From this place in which we allow ourselves to be beheld by God, deeply known and loved by him, a profound intimacy grows and blossoms. Prayer is therefore sitting at Christ’s feet, like Mary of Bethany, receiving the love that flows unceasingly from him. Or indeed it is leaning against his bosom, as the beloved disciple, receiving the tender and loving reverberations of his Sacred Heart. It is a matter of letting ourselves be drawn to this burning Hearth of Love, emitting light and warmth in the darkness and chill of this world. Here we allow his radiance to bathe us in its splendor, and the heat of his Love to thaw the rigidity of our fear and our pain, until we become soft in his warmth, relaxed and surrendered in childlike trust.

Through this profound intimacy with Jesus, whose Heart is the burning Hearth of Love in which the whole Trinity dwells, we are taken up into the Son’s own relationship with his Father, into the dynamic flow of love that is ever occurring between the Father, Son, and Holy Spirit. This is our highest calling and our breathtaking destiny: to be immersed into the innermost life of the Blessed Trinity, caught up into the very relationships of love that unite the Father, Son, and Holy Spirit to one another for all eternity! We are caught up into the space between the Father and the Son, in which they forever whisper, in the Breath of the Spirit, to one another, and to each of us: I love you… I love you… I love you…

We live in a world, however, that places so much emphasis on “doing” and “achieving”—even making these the source of our identity—that we can find this kind of restfulness and receptivity very difficult. So many do not know their identity as a beloved child of the Father, and therefore seek it in a thousand other places…when it is right here always in the depths of the heart, in that place where the Father is unceasingly looking upon us and loving us. This is what God desires so much to reveal to us again: to reveal to us his Love, and that his most ardent desire is simply that we rest in his arms, in the place of belovedness where nothing matters but the intimacy of union for which he created us.
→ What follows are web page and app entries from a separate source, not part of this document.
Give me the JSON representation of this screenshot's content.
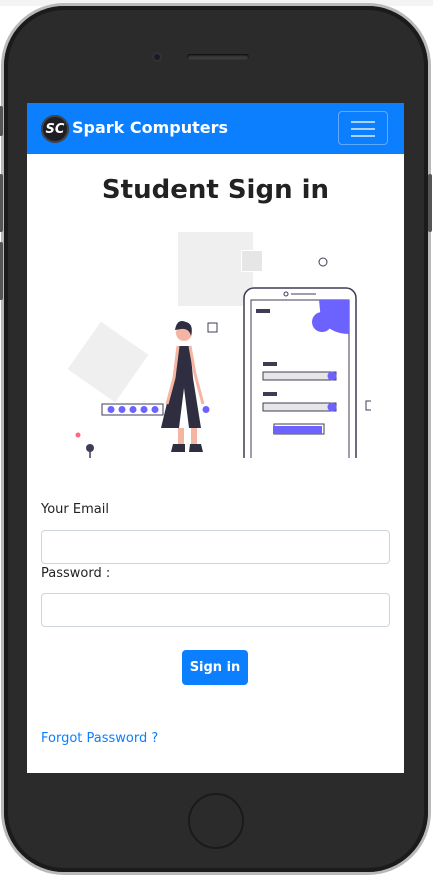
{
  "navbar": {
    "logo_text": "SC",
    "brand": "Spark Computers",
    "toggler_icon": "hamburger-icon",
    "accent": "#0c7fff"
  },
  "page": {
    "title": "Student Sign in"
  },
  "form": {
    "email_label": "Your Email",
    "email_value": "",
    "email_placeholder": "",
    "password_label": "Password :",
    "password_value": "",
    "password_placeholder": "",
    "submit_label": "Sign in",
    "forgot_link": "Forgot Password ?"
  },
  "illustration": {
    "icon": "login-illustration",
    "accent": "#6c63ff"
  }
}
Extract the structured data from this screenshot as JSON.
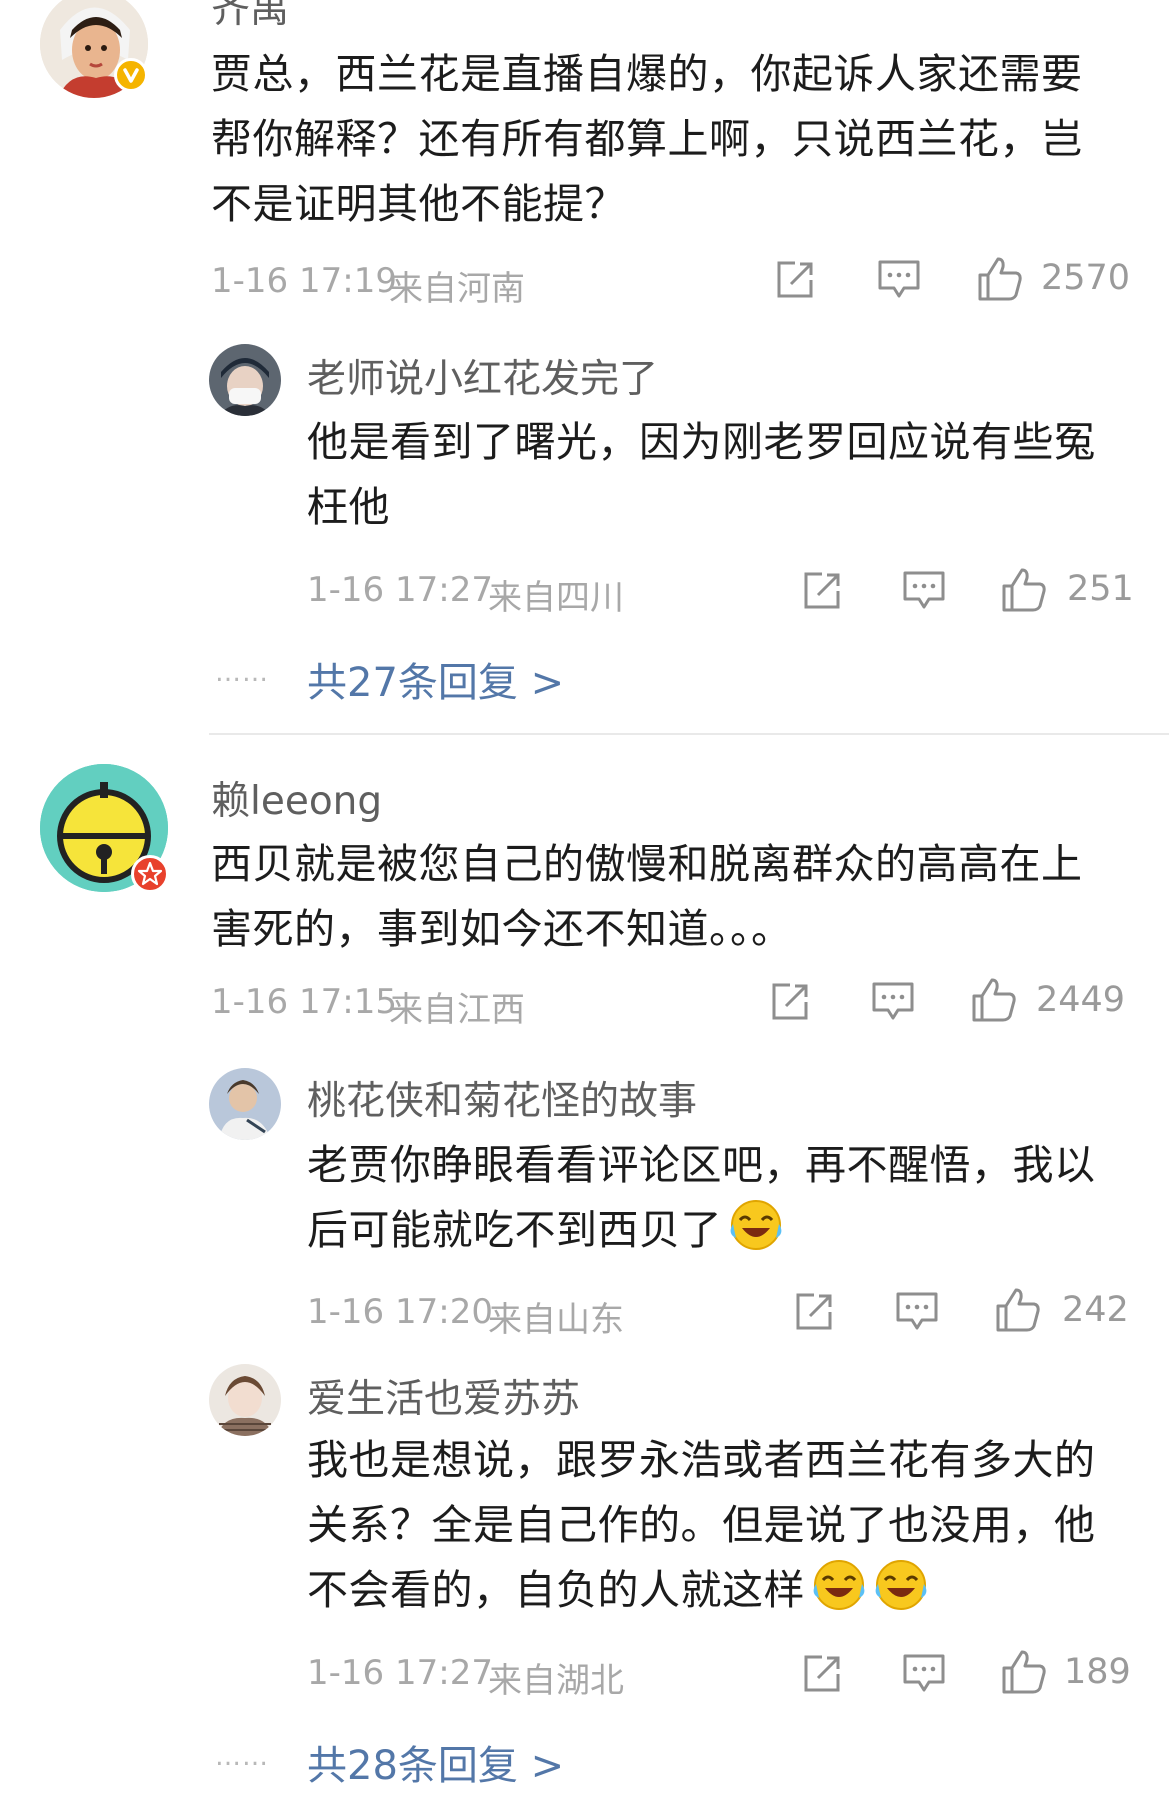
{
  "comments": [
    {
      "author": "齐禹",
      "text": "贾总，西兰花是直播自爆的，你起诉人家还需要帮你解释？还有所有都算上啊，只说西兰花，岂不是证明其他不能提？",
      "time": "1-16 17:19",
      "location": "来自河南",
      "likes": "2570",
      "badge_icon": "verified-v-icon",
      "replies": [
        {
          "author": "老师说小红花发完了",
          "text": "他是看到了曙光，因为刚老罗回应说有些冤枉他",
          "time": "1-16 17:27",
          "location": "来自四川",
          "likes": "251"
        }
      ],
      "more_replies": "共27条回复 >"
    },
    {
      "author": "赖leeong",
      "text": "西贝就是被您自己的傲慢和脱离群众的高高在上害死的，事到如今还不知道。。。",
      "time": "1-16 17:15",
      "location": "来自江西",
      "likes": "2449",
      "badge_icon": "red-star-badge-icon",
      "replies": [
        {
          "author": "桃花侠和菊花怪的故事",
          "text": "老贾你睁眼看看评论区吧，再不醒悟，我以后可能就吃不到西贝了",
          "time": "1-16 17:20",
          "location": "来自山东",
          "likes": "242",
          "emoji": [
            "laugh-cry-emoji-icon"
          ]
        },
        {
          "author": "爱生活也爱苏苏",
          "text": "我也是想说，跟罗永浩或者西兰花有多大的关系？全是自己作的。但是说了也没用，他不会看的，自负的人就这样",
          "time": "1-16 17:27",
          "location": "来自湖北",
          "likes": "189",
          "emoji": [
            "laugh-cry-emoji-icon",
            "laugh-cry-emoji-icon"
          ]
        }
      ],
      "more_replies": "共28条回复 >"
    }
  ],
  "dots": "……",
  "icons": {
    "share": "share-icon",
    "comment": "comment-icon",
    "like": "thumbs-up-icon"
  },
  "colors": {
    "link": "#5377a8",
    "meta": "#a8a8a8",
    "name": "#5f5f5f",
    "verified": "#f5b400",
    "red_badge": "#e8412c"
  }
}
This all-enfolding Love of God is present and at work in every moment and circumstance of our lives, even when we do not see it or feel it. Because we have lost our awareness of this Love, because we have lost the fullness of living relationship with the One who enfolds us in himself, Jesus came among us as one of us, touching us in our most painful, most wounded, and darkest places. The light of his loving gaze pierces the depths of our darkness, our pain, our shame. In this way he has reopened these places, these experiences to the radiant light of Love, to its consoling and healing warmth. Prayer is simply a matter of letting ourselves be drawn into proximity to this healing Fire…or rather, a matter of opening our souls to the touch of this Fire that already gently encompasses us, to this light of God’s gaze which completely knows us, and in completely knowing us completely loves us.

Reflection Questions:

Do I see how Jesus and Mary have lived the attitude of childlike trust and surrender that Adam and Eve lost in the beginning? Do I believe that I, too, am capable of living this, through their gift and the support of divine grace?

What is my experience of prayer? Do I feel like I am able to open myself to God’s healing gaze and to the sheltering and consoling Fire of his Love?

If I struggle with this, how could I let myself be drawn deeper into an encounter with God’s Love? Do I need to devote more time to prayer? Do I need to turn to him more habitually in times of trail? Do I need to “look deeper” to the depths of my authentic desires and fears, so that I can experience his gaze in these places?